Author(s): Nora Franco

Year: 2019


This is an abstract from the "Patagonian Evolutionary Archaeology and Human Paleoecology: Commending the Legacy (Still in the Making) of Luis Alberto Borrero in the Interpretation of Hunter-Gatherer Studies of the Southern Cone" session, at the 84th annual meeting of the Society for American Archaeology.

Borrero's work has greatly influenced Patagonian archaeology. Through his papers and classes, he strongly influenced new generations of archaeologists. In the case of lithic studies, his model of the peopling of Patagonia was integrated with ethnoarchaeological information within an organization of technology framework in order to generate expectations to be tested with the archaeological record of the Upper Santa Cruz River basin. Results obtained, which took into account the availability and quality of lithic resources, allowed researchers to identify the main changes in the way this space was utilized, which were in turn related to environmental changes. In addition, the application of this model, allowed researchers to identify not only an exploration phase of human peopling of this environment at the beginning of the Holocene, but also a new exploration at ca. 500 BP which, according to genetic results recently obtained, corresponds to the introduction of a new human population. In the case of the Southern Deseado Massif, the application of the same model was useful to understand the role of different resources in the human ranking of habitats, as well as the technological and mobility strategies used during initial human dispersal into this environment.

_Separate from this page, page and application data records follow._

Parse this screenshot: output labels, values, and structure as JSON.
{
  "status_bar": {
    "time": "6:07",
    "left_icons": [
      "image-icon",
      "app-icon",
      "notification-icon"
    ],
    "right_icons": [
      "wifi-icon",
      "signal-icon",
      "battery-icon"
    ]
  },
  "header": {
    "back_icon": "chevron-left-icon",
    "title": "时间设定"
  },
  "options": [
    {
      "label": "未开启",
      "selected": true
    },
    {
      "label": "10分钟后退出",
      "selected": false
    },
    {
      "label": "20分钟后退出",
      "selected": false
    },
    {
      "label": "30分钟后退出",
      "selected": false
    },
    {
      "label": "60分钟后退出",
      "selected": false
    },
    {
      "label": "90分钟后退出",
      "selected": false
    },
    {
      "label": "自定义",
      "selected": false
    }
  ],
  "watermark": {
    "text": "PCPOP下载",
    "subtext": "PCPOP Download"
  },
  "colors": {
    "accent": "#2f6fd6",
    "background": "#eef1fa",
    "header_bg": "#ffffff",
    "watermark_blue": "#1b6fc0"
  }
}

Cite this Record

Luis Borrero´s Model of Peopling of Patagonia: Some Examples of his Application in Lithic and Mobility Studies. Nora Franco. Presented at The 84th Annual Meeting of the Society for American Archaeology, Albuquerque, NM. 2019 ( tDAR id: 450503)

Spatial Coverage

min long: -77.695; min lat: -55.279 ; max long: -47.813; max lat: -25.642 ;

Record Identifiers

Abstract Id(s): 24040